The Malibu Hotel, on Albert Road, was hauled before a council licensing panel yesterday following a catalogue of complaints about noise and anti-social behaviour.

It was the second time the guesthouse had been before the committee in six months, and follows a five-week closure order imposed by the magistrates court which came to an end on May 30.

Councillors agreed the hotel could carry on serving alcohol but imposed a number of new conditions on the licence.

These include reducing the licensing hours from the current hours of 11am to 3am to 11am to 2am, and ordering a maximum capacity of 110 guests. The venue was also ordered to employ a door supervisor daily from 10pm until 6am.

After the hearing owner Jonathan Hartley (pictured) said he hoped to work with the licensing authorities in future.

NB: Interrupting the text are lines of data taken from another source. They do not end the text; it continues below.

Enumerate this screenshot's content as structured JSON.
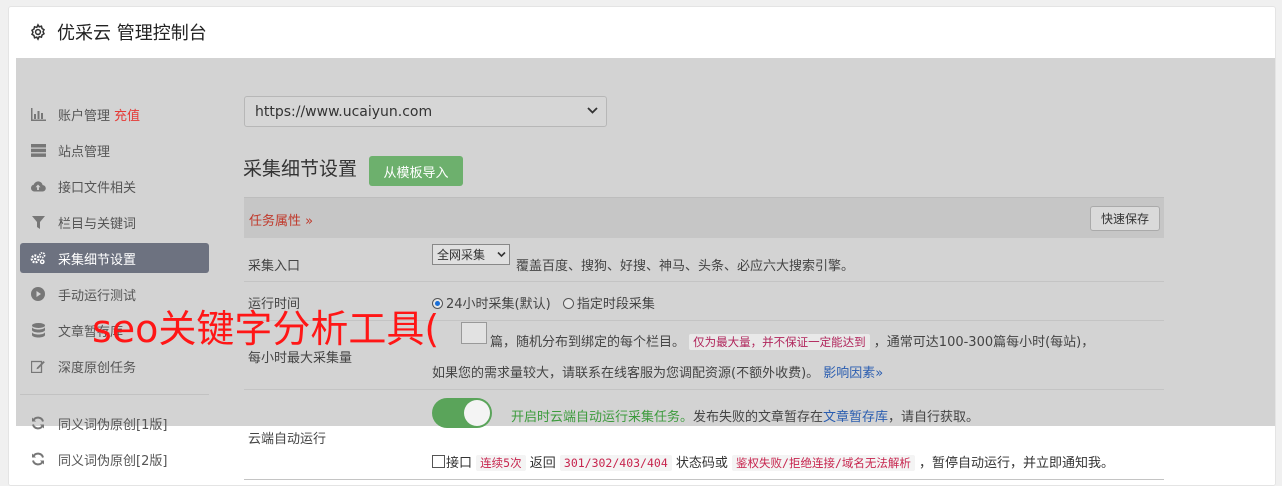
{
  "header": {
    "title": "优采云 管理控制台",
    "icon": "gear-icon"
  },
  "sidebar": {
    "items": [
      {
        "label": "账户管理",
        "extra": "充值",
        "icon": "bar-chart-icon"
      },
      {
        "label": "站点管理",
        "icon": "server-icon"
      },
      {
        "label": "接口文件相关",
        "icon": "cloud-upload-icon"
      },
      {
        "label": "栏目与关键词",
        "icon": "filter-icon"
      },
      {
        "label": "采集细节设置",
        "icon": "cogs-icon"
      },
      {
        "label": "手动运行测试",
        "icon": "play-circle-icon"
      },
      {
        "label": "文章暂存库",
        "icon": "database-icon"
      },
      {
        "label": "深度原创任务",
        "icon": "edit-icon"
      },
      {
        "label": "同义词伪原创[1版]",
        "icon": "refresh-icon"
      },
      {
        "label": "同义词伪原创[2版]",
        "icon": "refresh-icon"
      }
    ]
  },
  "main": {
    "site_select": "https://www.ucaiyun.com",
    "section_title": "采集细节设置",
    "import_button": "从模板导入",
    "task_props": "任务属性 »",
    "quick_save": "快速保存",
    "rows": {
      "entry": {
        "label": "采集入口",
        "select": "全网采集",
        "desc": "覆盖百度、搜狗、好搜、神马、头条、必应六大搜索引擎。"
      },
      "time": {
        "label": "运行时间",
        "opt1": "24小时采集(默认)",
        "opt2": "指定时段采集"
      },
      "count": {
        "label": "每小时最大采集量",
        "t1": "篇，随机分布到绑定的每个栏目。",
        "code": "仅为最大量，并不保证一定能达到",
        "t2": "，通常可达100-300篇每小时(每站)，",
        "t3": "如果您的需求量较大，请联系在线客服为您调配资源(不额外收费)。",
        "link": "影响因素»"
      },
      "cloud": {
        "label": "云端自动运行",
        "desc1": "开启时云端自动运行采集任务。",
        "desc2": "发布失败的文章暂存在",
        "link": "文章暂存库",
        "desc3": "，请自行获取。",
        "c1": "接口",
        "code1": "连续5次",
        "c2": "返回",
        "code2": "301/302/403/404",
        "c3": "状态码或",
        "code3": "鉴权失败/拒绝连接/域名无法解析",
        "c4": "，暂停自动运行，并立即通知我。"
      }
    }
  },
  "overlay_text": "seo关键字分析工具(",
  "colors": {
    "active_bg": "#6d7280",
    "accent_red": "#e53935",
    "import_green": "#6db06d",
    "toggle_green": "#5aa45a"
  }
}
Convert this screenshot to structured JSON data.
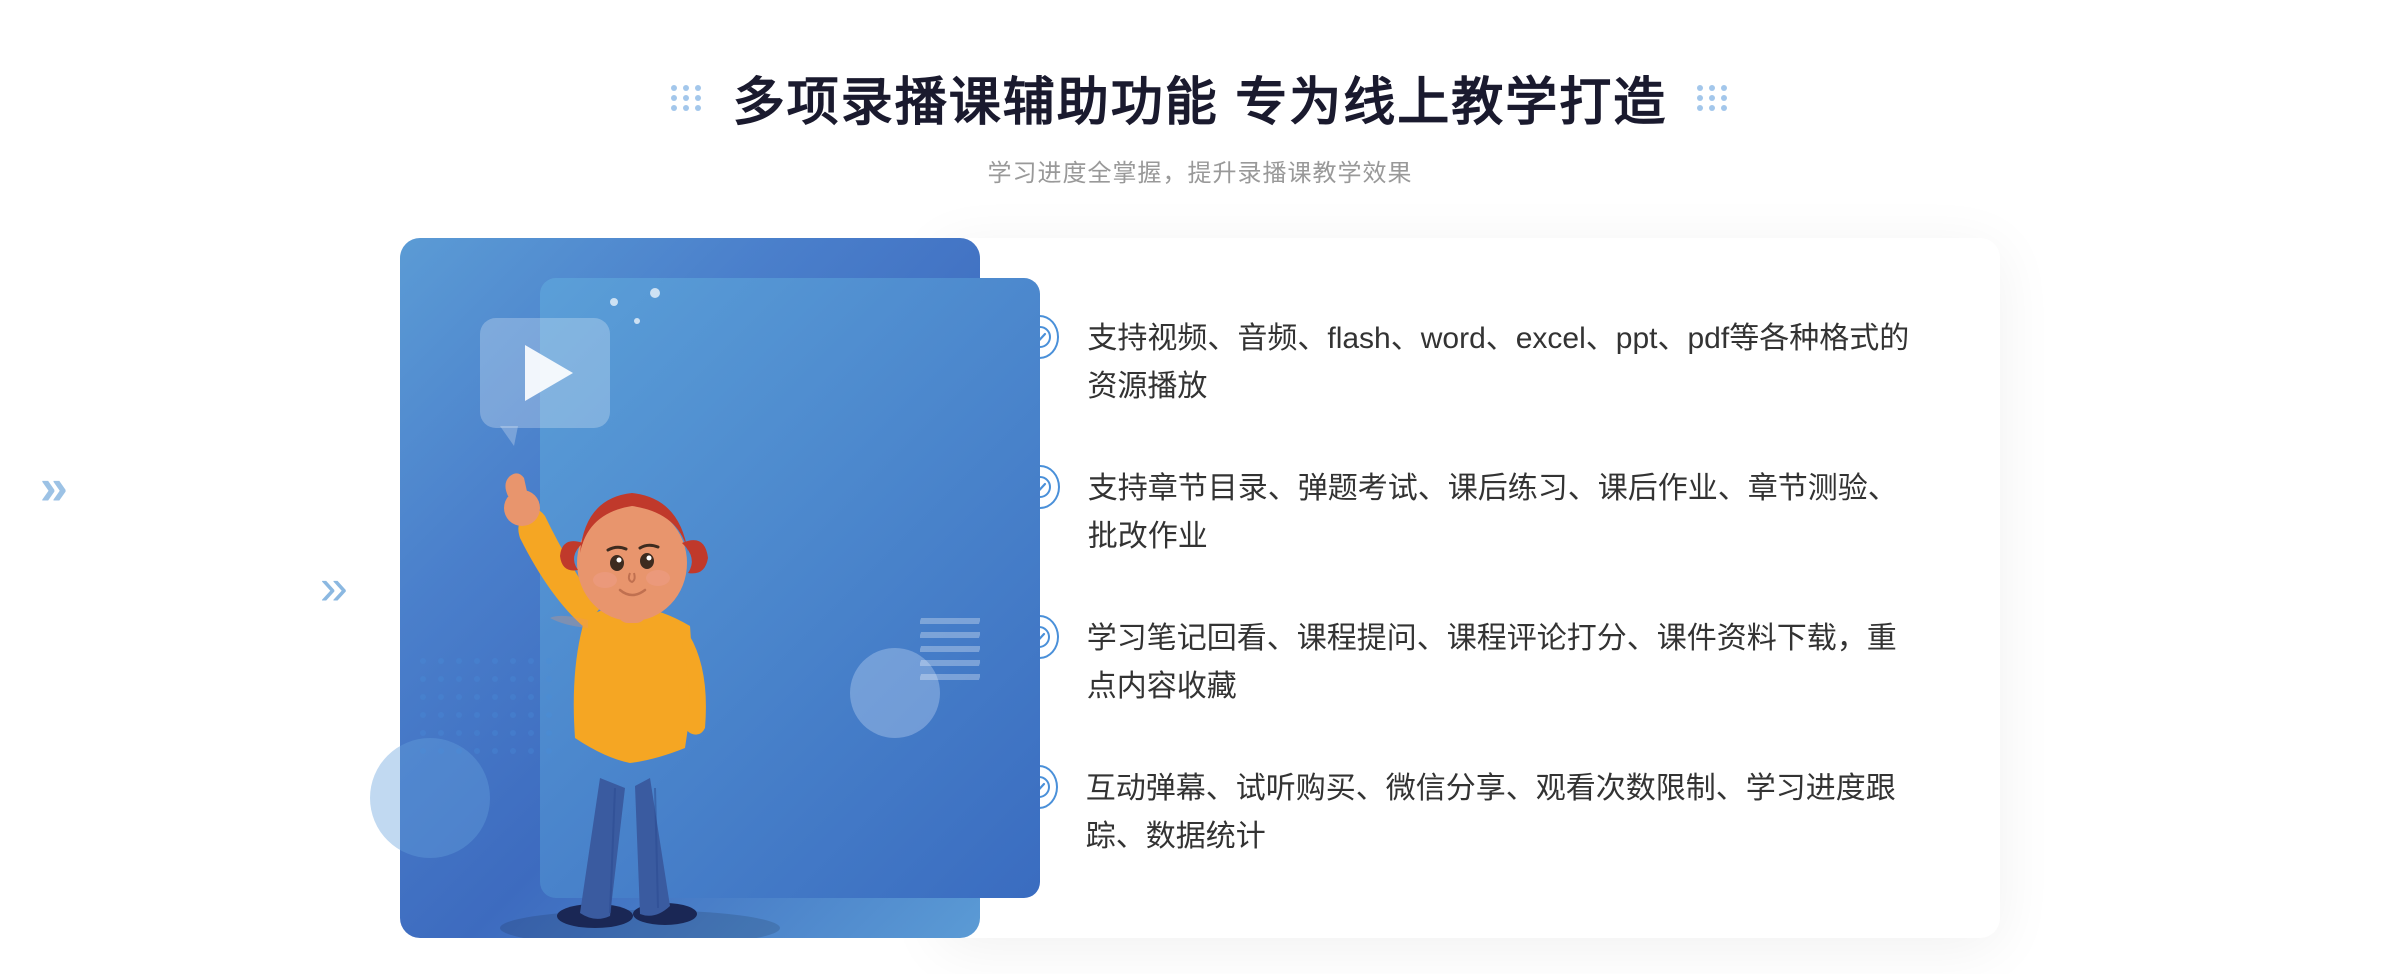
{
  "page": {
    "background_color": "#ffffff"
  },
  "header": {
    "title": "多项录播课辅助功能 专为线上教学打造",
    "subtitle": "学习进度全掌握，提升录播课教学效果"
  },
  "features": [
    {
      "id": 1,
      "text": "支持视频、音频、flash、word、excel、ppt、pdf等各种格式的资源播放"
    },
    {
      "id": 2,
      "text": "支持章节目录、弹题考试、课后练习、课后作业、章节测验、批改作业"
    },
    {
      "id": 3,
      "text": "学习笔记回看、课程提问、课程评论打分、课件资料下载，重点内容收藏"
    },
    {
      "id": 4,
      "text": "互动弹幕、试听购买、微信分享、观看次数限制、学习进度跟踪、数据统计"
    }
  ],
  "colors": {
    "primary_blue": "#4a90d9",
    "dark_blue": "#3d6bbf",
    "text_dark": "#1a1a2e",
    "text_gray": "#999999",
    "text_body": "#333333"
  }
}
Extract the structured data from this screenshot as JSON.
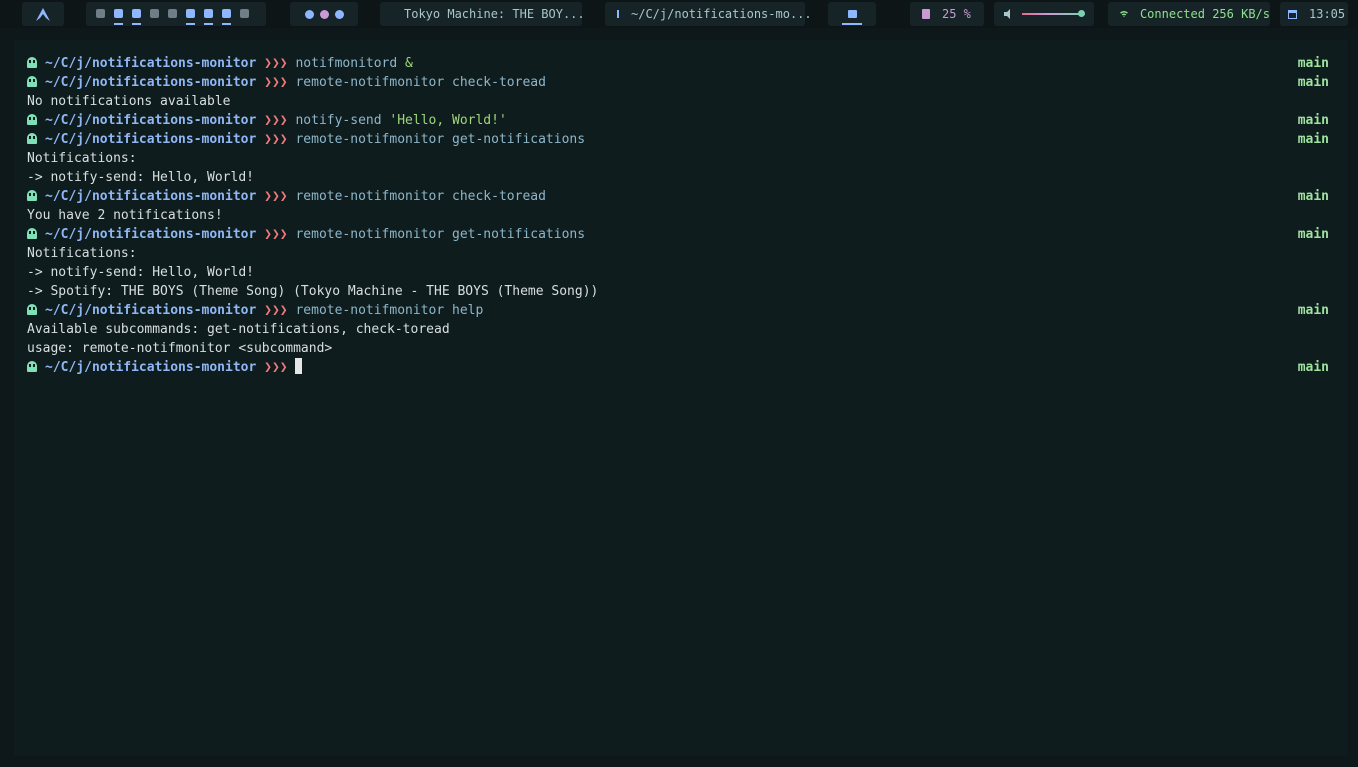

He added: “We are going to work more closely with licensing and with our neighbours as well, which is what we should have done before because I think better communication is the key.

“We have already had a door supervisor on this last weekend, and it worked well.

“The lower capacity will enable us to have greater control over people. It means we will have to find alternative accommodation for some of the people we have booked in on the busiest weekends.”

Blackpool Council’s chairman of licensing Coun Norman Hardy, who chaired yesterday’s panel, said officers would continue to check the venue to ensure it adhered to the new conditions.

He said after the hearing: “I have tried to build bridges between the applicant and his neighbours.

“With a licence, the council can always put conditions on and the premises owner is always thinking about those conditions so they don’t breach them.”

The Malibu, which targets the stag and hen trade, has 21 days in which to appeal the council’s decision if it wishes.